** Opening DATA FOR THIS EXERCISE block **

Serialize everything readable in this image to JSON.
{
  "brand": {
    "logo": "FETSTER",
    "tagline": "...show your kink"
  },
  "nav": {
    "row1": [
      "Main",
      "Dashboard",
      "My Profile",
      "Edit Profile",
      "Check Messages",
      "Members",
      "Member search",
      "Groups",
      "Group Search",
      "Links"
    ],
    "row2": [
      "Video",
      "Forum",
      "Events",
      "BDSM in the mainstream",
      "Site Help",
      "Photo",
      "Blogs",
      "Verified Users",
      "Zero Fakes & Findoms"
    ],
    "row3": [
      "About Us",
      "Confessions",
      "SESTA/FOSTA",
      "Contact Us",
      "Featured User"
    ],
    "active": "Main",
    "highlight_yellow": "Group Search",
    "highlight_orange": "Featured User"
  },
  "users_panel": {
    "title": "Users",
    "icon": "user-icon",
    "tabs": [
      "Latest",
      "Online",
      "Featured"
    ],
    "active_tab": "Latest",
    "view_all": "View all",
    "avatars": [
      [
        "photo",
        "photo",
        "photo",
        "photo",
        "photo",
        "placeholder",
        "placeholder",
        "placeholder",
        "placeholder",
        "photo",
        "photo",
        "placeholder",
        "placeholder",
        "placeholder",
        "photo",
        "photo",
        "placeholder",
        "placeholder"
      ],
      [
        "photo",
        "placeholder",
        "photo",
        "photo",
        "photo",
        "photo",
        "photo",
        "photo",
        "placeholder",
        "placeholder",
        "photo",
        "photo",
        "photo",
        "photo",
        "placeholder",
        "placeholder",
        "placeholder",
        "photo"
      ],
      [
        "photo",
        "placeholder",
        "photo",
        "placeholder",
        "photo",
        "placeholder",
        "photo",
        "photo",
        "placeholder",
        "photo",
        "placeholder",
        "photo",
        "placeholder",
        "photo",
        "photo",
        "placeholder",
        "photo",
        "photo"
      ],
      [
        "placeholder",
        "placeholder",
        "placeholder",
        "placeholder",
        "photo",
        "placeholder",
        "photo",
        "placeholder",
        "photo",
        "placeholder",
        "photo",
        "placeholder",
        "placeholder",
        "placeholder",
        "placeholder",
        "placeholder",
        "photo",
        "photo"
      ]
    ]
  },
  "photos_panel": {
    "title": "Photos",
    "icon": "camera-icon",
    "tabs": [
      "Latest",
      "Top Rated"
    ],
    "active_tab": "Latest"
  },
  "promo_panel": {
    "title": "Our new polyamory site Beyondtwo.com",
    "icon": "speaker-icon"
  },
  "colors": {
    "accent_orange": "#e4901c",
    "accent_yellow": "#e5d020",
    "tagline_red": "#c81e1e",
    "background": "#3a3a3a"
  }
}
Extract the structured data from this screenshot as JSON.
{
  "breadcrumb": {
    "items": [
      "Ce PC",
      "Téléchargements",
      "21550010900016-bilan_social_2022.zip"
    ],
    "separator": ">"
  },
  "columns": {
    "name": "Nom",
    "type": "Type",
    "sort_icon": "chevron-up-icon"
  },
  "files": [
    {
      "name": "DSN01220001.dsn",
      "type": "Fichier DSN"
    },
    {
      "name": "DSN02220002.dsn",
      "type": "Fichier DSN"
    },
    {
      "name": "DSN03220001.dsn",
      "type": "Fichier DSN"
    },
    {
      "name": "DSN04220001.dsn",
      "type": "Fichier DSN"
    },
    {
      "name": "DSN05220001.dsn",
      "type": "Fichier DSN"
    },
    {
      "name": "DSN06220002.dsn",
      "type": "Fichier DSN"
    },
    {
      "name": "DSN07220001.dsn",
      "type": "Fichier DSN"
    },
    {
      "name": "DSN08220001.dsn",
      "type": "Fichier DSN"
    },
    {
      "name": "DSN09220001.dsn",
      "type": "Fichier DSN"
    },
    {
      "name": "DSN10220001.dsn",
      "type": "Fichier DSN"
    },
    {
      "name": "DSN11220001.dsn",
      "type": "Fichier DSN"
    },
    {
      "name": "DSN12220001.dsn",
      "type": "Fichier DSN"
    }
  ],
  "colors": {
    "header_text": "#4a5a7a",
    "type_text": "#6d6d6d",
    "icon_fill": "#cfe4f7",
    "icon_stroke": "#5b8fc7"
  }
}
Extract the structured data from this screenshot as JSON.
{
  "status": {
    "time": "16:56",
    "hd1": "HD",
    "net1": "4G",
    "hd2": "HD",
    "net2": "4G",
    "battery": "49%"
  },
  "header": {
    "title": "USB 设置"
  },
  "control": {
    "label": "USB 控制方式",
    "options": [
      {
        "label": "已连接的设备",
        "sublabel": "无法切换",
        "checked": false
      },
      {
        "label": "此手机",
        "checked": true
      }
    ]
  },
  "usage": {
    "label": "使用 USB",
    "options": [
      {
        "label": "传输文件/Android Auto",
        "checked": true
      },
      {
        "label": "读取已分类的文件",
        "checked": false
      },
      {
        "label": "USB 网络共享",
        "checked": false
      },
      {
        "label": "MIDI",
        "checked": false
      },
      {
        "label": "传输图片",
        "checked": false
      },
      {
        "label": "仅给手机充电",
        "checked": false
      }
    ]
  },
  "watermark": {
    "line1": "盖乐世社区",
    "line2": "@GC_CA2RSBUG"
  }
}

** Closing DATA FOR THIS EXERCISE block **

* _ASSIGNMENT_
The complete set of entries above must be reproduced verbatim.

* _YOUR RESPONSE_
Serialize everything readable in this image to JSON.
{
  "brand": {
    "logo": "FETSTER",
    "tagline": "...show your kink"
  },
  "nav": {
    "row1": [
      "Main",
      "Dashboard",
      "My Profile",
      "Edit Profile",
      "Check Messages",
      "Members",
      "Member search",
      "Groups",
      "Group Search",
      "Links"
    ],
    "row2": [
      "Video",
      "Forum",
      "Events",
      "BDSM in the mainstream",
      "Site Help",
      "Photo",
      "Blogs",
      "Verified Users",
      "Zero Fakes & Findoms"
    ],
    "row3": [
      "About Us",
      "Confessions",
      "SESTA/FOSTA",
      "Contact Us",
      "Featured User"
    ],
    "active": "Main",
    "highlight_yellow": "Group Search",
    "highlight_orange": "Featured User"
  },
  "users_panel": {
    "title": "Users",
    "icon": "user-icon",
    "tabs": [
      "Latest",
      "Online",
      "Featured"
    ],
    "active_tab": "Latest",
    "view_all": "View all",
    "avatars": [
      [
        "photo",
        "photo",
        "photo",
        "photo",
        "photo",
        "placeholder",
        "placeholder",
        "placeholder",
        "placeholder",
        "photo",
        "photo",
        "placeholder",
        "placeholder",
        "placeholder",
        "photo",
        "photo",
        "placeholder",
        "placeholder"
      ],
      [
        "photo",
        "placeholder",
        "photo",
        "photo",
        "photo",
        "photo",
        "photo",
        "photo",
        "placeholder",
        "placeholder",
        "photo",
        "photo",
        "photo",
        "photo",
        "placeholder",
        "placeholder",
        "placeholder",
        "photo"
      ],
      [
        "photo",
        "placeholder",
        "photo",
        "placeholder",
        "photo",
        "placeholder",
        "photo",
        "photo",
        "placeholder",
        "photo",
        "placeholder",
        "photo",
        "placeholder",
        "photo",
        "photo",
        "placeholder",
        "photo",
        "photo"
      ],
      [
        "placeholder",
        "placeholder",
        "placeholder",
        "placeholder",
        "photo",
        "placeholder",
        "photo",
        "placeholder",
        "photo",
        "placeholder",
        "photo",
        "placeholder",
        "placeholder",
        "placeholder",
        "placeholder",
        "placeholder",
        "photo",
        "photo"
      ]
    ]
  },
  "photos_panel": {
    "title": "Photos",
    "icon": "camera-icon",
    "tabs": [
      "Latest",
      "Top Rated"
    ],
    "active_tab": "Latest"
  },
  "promo_panel": {
    "title": "Our new polyamory site Beyondtwo.com",
    "icon": "speaker-icon"
  },
  "colors": {
    "accent_orange": "#e4901c",
    "accent_yellow": "#e5d020",
    "tagline_red": "#c81e1e",
    "background": "#3a3a3a"
  }
}
Extract the structured data from this screenshot as JSON.
{
  "breadcrumb": {
    "items": [
      "Ce PC",
      "Téléchargements",
      "21550010900016-bilan_social_2022.zip"
    ],
    "separator": ">"
  },
  "columns": {
    "name": "Nom",
    "type": "Type",
    "sort_icon": "chevron-up-icon"
  },
  "files": [
    {
      "name": "DSN01220001.dsn",
      "type": "Fichier DSN"
    },
    {
      "name": "DSN02220002.dsn",
      "type": "Fichier DSN"
    },
    {
      "name": "DSN03220001.dsn",
      "type": "Fichier DSN"
    },
    {
      "name": "DSN04220001.dsn",
      "type": "Fichier DSN"
    },
    {
      "name": "DSN05220001.dsn",
      "type": "Fichier DSN"
    },
    {
      "name": "DSN06220002.dsn",
      "type": "Fichier DSN"
    },
    {
      "name": "DSN07220001.dsn",
      "type": "Fichier DSN"
    },
    {
      "name": "DSN08220001.dsn",
      "type": "Fichier DSN"
    },
    {
      "name": "DSN09220001.dsn",
      "type": "Fichier DSN"
    },
    {
      "name": "DSN10220001.dsn",
      "type": "Fichier DSN"
    },
    {
      "name": "DSN11220001.dsn",
      "type": "Fichier DSN"
    },
    {
      "name": "DSN12220001.dsn",
      "type": "Fichier DSN"
    }
  ],
  "colors": {
    "header_text": "#4a5a7a",
    "type_text": "#6d6d6d",
    "icon_fill": "#cfe4f7",
    "icon_stroke": "#5b8fc7"
  }
}
Extract the structured data from this screenshot as JSON.
{
  "status": {
    "time": "16:56",
    "hd1": "HD",
    "net1": "4G",
    "hd2": "HD",
    "net2": "4G",
    "battery": "49%"
  },
  "header": {
    "title": "USB 设置"
  },
  "control": {
    "label": "USB 控制方式",
    "options": [
      {
        "label": "已连接的设备",
        "sublabel": "无法切换",
        "checked": false
      },
      {
        "label": "此手机",
        "checked": true
      }
    ]
  },
  "usage": {
    "label": "使用 USB",
    "options": [
      {
        "label": "传输文件/Android Auto",
        "checked": true
      },
      {
        "label": "读取已分类的文件",
        "checked": false
      },
      {
        "label": "USB 网络共享",
        "checked": false
      },
      {
        "label": "MIDI",
        "checked": false
      },
      {
        "label": "传输图片",
        "checked": false
      },
      {
        "label": "仅给手机充电",
        "checked": false
      }
    ]
  },
  "watermark": {
    "line1": "盖乐世社区",
    "line2": "@GC_CA2RSBUG"
  }
}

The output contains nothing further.